DATA TO EXAMINE Start Marker
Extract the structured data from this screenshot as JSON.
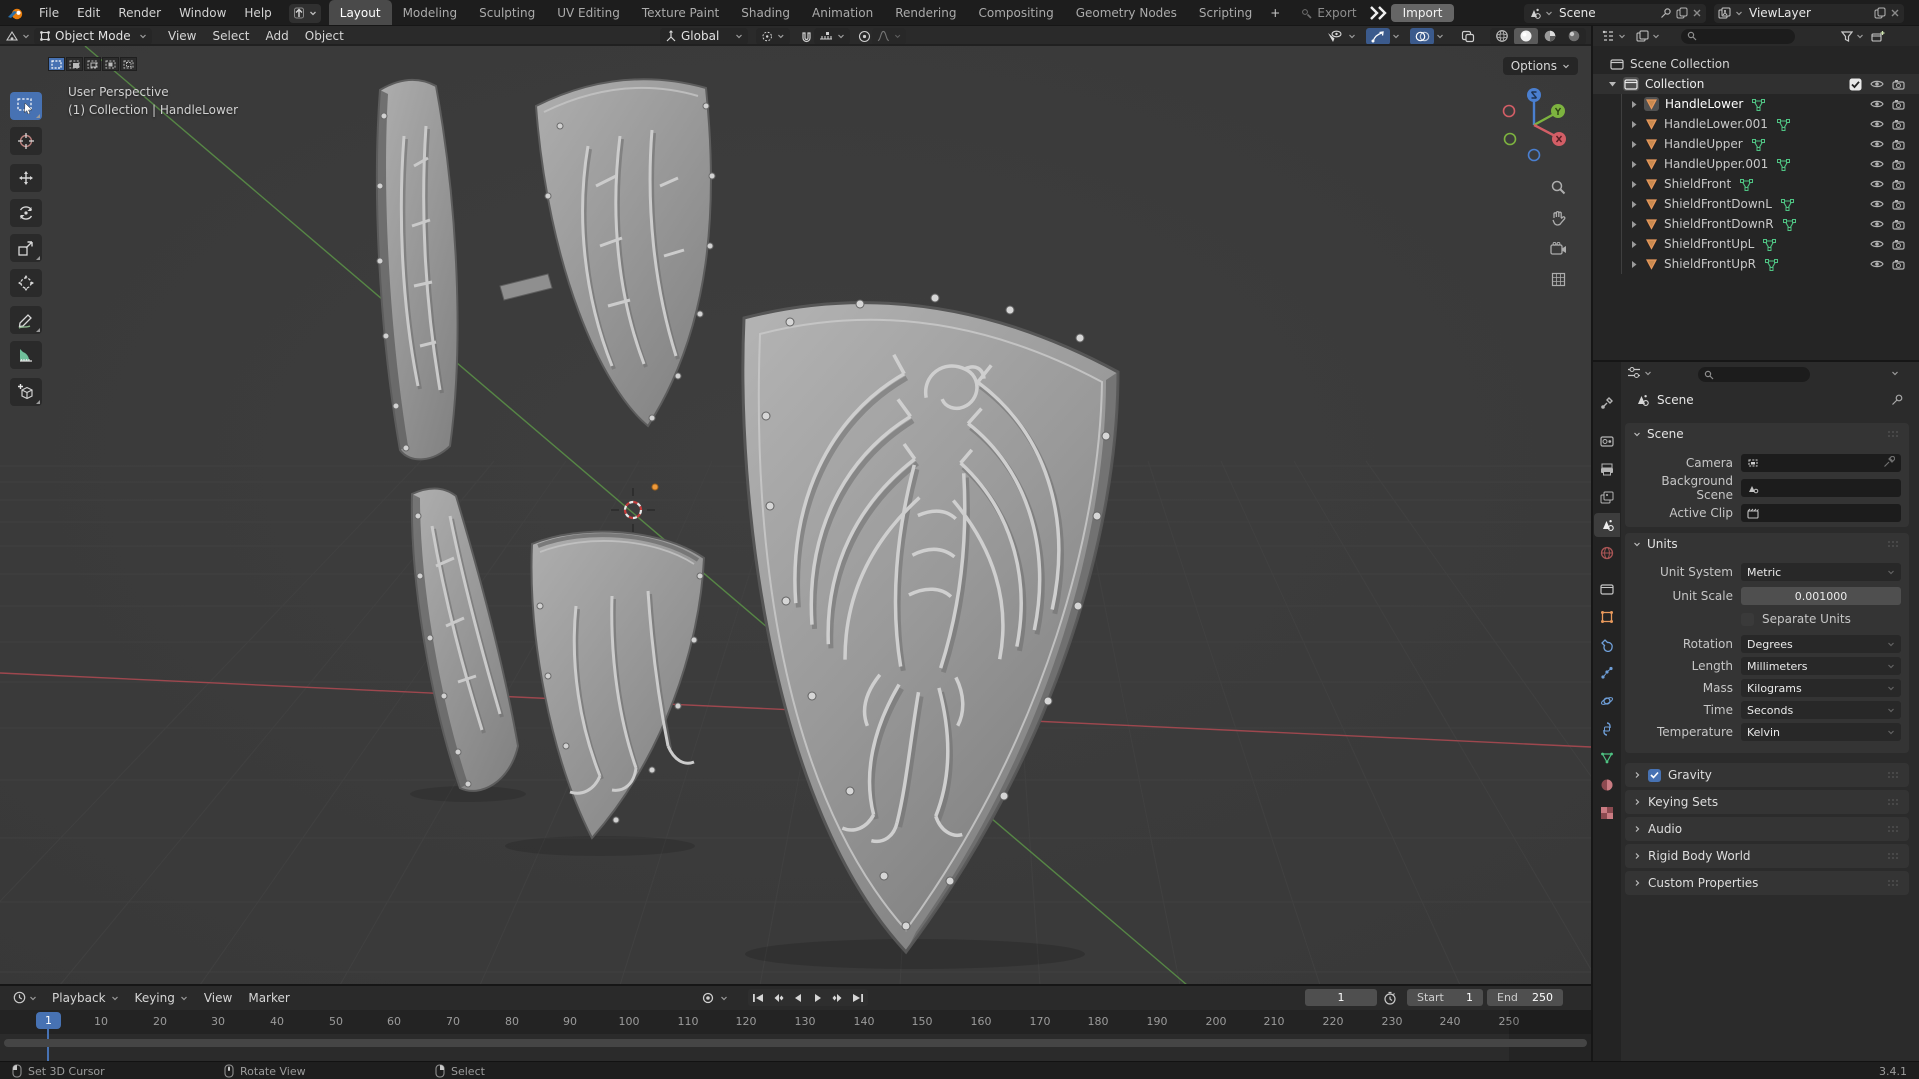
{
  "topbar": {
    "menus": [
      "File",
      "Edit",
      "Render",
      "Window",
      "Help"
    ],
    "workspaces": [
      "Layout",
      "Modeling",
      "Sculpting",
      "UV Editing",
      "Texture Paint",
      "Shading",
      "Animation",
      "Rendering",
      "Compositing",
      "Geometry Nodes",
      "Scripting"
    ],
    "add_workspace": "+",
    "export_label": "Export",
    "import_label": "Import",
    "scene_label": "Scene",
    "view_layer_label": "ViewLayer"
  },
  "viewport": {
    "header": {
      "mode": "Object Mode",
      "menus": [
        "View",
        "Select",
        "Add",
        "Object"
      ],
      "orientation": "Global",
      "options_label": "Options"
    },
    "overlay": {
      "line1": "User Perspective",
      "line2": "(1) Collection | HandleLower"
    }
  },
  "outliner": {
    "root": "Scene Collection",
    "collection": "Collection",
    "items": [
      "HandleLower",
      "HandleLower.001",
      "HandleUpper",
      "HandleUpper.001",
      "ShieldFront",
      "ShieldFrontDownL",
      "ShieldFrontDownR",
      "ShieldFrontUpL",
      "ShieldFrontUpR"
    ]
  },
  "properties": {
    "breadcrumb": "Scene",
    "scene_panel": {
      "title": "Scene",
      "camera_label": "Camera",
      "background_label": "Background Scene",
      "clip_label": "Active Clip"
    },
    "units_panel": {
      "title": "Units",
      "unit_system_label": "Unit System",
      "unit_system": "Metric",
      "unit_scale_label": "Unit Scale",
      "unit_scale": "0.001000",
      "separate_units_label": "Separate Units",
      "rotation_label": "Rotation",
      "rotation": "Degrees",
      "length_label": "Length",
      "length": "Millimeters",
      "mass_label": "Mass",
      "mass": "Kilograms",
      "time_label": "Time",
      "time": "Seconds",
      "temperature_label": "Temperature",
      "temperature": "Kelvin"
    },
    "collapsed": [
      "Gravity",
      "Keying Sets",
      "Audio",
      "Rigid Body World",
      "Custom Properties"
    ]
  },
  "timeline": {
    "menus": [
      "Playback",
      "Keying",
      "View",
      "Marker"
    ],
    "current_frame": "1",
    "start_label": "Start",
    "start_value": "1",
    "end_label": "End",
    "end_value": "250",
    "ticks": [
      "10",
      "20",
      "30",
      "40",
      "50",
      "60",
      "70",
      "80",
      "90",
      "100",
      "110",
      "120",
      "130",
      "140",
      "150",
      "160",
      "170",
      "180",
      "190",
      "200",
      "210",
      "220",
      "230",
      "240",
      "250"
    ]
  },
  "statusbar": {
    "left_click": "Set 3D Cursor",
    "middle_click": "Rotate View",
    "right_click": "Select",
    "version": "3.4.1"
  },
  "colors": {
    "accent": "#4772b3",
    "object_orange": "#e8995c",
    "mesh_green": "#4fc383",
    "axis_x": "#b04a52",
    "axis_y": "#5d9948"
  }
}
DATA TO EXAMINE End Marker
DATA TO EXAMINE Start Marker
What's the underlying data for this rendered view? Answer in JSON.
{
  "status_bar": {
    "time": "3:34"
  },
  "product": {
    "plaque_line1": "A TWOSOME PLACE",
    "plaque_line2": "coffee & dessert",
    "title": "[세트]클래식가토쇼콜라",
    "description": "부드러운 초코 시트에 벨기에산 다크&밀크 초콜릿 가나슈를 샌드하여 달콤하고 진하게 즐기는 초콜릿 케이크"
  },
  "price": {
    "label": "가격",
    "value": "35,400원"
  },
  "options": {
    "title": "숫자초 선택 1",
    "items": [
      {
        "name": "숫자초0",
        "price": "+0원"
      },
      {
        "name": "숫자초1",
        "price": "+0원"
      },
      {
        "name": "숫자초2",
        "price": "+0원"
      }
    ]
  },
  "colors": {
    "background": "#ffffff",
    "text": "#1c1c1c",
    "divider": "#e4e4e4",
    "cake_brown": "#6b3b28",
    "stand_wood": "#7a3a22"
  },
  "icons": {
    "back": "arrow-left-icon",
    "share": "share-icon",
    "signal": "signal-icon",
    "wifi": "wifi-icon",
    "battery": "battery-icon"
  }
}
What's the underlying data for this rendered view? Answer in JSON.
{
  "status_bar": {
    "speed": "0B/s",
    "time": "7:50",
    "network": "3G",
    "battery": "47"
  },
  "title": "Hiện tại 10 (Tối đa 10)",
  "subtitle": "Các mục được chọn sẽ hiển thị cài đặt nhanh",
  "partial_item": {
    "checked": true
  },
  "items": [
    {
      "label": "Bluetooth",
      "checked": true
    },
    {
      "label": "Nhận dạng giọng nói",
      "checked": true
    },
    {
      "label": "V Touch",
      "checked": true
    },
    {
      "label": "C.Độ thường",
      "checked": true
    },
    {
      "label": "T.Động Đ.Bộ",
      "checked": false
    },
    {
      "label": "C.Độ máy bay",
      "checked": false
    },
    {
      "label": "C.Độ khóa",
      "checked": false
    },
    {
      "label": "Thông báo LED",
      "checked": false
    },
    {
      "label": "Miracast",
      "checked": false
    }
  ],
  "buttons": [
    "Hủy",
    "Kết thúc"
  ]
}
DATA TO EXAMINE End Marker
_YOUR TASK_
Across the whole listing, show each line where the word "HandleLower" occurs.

_TASK RESPONSE_
      "line2": "(1) Collection | HandleLower"
      "HandleLower",
      "HandleLower.001",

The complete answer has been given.